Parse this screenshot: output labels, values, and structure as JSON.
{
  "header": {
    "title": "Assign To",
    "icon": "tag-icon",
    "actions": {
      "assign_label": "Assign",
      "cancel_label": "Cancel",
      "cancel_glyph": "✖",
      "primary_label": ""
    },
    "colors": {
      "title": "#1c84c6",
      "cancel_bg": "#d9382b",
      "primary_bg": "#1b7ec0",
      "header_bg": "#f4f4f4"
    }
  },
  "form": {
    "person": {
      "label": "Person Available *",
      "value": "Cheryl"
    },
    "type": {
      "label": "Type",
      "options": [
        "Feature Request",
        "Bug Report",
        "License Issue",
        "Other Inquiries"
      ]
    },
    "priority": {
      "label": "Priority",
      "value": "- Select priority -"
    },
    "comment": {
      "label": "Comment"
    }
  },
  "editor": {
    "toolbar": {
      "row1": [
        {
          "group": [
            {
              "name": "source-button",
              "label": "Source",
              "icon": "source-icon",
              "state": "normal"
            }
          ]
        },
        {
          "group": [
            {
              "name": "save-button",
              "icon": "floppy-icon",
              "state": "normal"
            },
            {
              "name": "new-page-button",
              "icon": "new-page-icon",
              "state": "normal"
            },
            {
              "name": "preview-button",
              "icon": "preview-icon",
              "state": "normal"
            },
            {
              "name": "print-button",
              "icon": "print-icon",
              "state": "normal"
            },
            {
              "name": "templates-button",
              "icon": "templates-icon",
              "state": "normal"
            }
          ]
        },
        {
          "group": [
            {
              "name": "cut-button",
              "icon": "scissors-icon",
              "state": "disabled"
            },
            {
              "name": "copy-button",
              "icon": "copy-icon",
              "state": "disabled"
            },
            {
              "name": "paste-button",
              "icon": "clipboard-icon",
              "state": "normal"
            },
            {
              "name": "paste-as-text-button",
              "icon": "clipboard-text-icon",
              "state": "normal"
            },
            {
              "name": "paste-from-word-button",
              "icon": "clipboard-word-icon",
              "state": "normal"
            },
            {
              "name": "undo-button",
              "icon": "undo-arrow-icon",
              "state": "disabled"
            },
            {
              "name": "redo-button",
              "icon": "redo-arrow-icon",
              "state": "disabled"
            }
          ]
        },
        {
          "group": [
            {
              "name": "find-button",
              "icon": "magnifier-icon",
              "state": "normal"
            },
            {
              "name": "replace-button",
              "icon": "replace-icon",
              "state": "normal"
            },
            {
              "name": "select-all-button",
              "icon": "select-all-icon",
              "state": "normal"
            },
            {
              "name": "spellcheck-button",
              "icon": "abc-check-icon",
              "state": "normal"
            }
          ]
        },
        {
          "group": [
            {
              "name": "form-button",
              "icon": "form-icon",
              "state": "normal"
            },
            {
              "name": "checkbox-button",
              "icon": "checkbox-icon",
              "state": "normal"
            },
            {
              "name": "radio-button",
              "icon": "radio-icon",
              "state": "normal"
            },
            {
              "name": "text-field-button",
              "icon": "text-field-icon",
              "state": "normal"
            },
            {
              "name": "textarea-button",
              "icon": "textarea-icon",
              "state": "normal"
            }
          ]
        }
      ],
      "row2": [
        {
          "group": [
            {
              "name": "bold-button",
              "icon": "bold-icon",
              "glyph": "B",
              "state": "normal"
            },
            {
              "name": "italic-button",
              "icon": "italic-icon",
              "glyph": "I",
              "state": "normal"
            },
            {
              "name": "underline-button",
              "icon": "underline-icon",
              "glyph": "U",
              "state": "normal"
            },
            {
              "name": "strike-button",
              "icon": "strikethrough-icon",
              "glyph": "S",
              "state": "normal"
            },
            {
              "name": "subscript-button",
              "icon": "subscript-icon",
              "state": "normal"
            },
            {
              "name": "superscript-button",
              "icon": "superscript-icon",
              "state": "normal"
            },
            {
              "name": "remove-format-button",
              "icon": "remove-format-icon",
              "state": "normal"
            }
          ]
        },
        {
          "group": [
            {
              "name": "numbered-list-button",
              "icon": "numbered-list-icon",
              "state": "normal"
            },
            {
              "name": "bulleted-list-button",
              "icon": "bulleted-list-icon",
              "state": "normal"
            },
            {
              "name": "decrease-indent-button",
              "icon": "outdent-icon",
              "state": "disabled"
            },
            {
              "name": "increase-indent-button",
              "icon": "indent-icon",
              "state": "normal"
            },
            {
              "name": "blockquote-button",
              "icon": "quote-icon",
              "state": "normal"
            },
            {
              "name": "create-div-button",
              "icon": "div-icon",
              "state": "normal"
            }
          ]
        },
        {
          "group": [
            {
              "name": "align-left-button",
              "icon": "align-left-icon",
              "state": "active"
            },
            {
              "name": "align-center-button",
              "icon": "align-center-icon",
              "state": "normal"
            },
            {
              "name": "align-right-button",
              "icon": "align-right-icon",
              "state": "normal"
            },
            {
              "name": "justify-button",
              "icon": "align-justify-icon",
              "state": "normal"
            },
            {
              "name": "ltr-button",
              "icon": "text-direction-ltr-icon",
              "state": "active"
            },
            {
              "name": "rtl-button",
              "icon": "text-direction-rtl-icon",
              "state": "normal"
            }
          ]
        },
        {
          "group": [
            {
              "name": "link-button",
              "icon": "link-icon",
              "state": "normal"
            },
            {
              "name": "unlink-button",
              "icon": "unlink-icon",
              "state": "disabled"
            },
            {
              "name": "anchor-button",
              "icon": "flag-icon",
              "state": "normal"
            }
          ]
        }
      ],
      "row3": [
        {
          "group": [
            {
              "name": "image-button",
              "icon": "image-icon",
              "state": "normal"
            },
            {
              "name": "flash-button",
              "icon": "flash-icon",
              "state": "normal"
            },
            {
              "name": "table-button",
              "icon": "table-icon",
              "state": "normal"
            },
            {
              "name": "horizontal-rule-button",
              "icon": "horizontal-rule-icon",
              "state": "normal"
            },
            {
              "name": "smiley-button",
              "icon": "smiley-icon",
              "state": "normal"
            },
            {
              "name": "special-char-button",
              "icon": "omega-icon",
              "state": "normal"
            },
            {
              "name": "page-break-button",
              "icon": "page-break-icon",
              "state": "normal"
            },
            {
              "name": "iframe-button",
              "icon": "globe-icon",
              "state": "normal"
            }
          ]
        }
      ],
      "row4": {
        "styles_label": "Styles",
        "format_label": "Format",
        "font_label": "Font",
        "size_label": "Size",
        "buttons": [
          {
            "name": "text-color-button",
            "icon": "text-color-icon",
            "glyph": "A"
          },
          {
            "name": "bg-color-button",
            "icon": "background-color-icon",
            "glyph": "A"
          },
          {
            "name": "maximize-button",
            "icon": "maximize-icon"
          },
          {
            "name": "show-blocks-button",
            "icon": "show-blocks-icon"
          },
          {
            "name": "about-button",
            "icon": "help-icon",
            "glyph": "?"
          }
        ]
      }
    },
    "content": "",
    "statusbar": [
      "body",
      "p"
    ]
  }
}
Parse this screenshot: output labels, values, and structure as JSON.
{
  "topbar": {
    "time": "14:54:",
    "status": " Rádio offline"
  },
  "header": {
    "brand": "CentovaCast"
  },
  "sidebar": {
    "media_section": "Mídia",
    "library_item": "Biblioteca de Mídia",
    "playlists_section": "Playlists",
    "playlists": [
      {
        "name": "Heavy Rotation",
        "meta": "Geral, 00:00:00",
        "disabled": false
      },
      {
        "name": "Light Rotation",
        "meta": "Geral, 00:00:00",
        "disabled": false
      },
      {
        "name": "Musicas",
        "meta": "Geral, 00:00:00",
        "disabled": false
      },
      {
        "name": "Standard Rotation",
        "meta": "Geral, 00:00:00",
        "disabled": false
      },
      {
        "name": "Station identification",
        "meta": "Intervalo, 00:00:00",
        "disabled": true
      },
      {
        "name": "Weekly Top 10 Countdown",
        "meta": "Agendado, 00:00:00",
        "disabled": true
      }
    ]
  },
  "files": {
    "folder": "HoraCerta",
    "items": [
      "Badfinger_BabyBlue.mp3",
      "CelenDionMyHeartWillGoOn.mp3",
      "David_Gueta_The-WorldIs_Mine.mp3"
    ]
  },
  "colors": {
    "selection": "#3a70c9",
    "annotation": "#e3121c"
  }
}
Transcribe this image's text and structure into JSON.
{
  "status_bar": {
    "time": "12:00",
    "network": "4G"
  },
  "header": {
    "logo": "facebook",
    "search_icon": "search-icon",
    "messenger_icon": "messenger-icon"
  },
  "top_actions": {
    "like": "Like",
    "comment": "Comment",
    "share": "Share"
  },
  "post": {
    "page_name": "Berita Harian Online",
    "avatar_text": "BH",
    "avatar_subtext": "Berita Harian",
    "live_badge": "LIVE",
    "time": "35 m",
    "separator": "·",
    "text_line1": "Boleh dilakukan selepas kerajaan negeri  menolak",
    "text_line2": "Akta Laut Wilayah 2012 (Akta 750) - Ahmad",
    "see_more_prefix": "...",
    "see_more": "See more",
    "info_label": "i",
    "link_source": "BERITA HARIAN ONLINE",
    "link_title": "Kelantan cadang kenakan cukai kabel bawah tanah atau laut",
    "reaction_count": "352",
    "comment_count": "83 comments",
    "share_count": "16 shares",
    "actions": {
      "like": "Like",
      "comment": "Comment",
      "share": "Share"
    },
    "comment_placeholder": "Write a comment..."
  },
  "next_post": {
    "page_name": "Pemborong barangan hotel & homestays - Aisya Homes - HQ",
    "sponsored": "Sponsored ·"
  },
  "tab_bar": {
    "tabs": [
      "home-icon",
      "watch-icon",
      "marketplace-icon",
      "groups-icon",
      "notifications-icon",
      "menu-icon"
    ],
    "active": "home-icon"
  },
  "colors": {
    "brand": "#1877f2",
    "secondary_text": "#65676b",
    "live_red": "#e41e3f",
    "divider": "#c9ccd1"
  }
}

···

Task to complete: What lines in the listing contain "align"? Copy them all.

Finished exercise:
              "name": "align-left-button",
              "icon": "align-left-icon",
              "name": "align-center-button",
              "icon": "align-center-icon",
              "name": "align-right-button",
              "icon": "align-right-icon",
              "icon": "align-justify-icon",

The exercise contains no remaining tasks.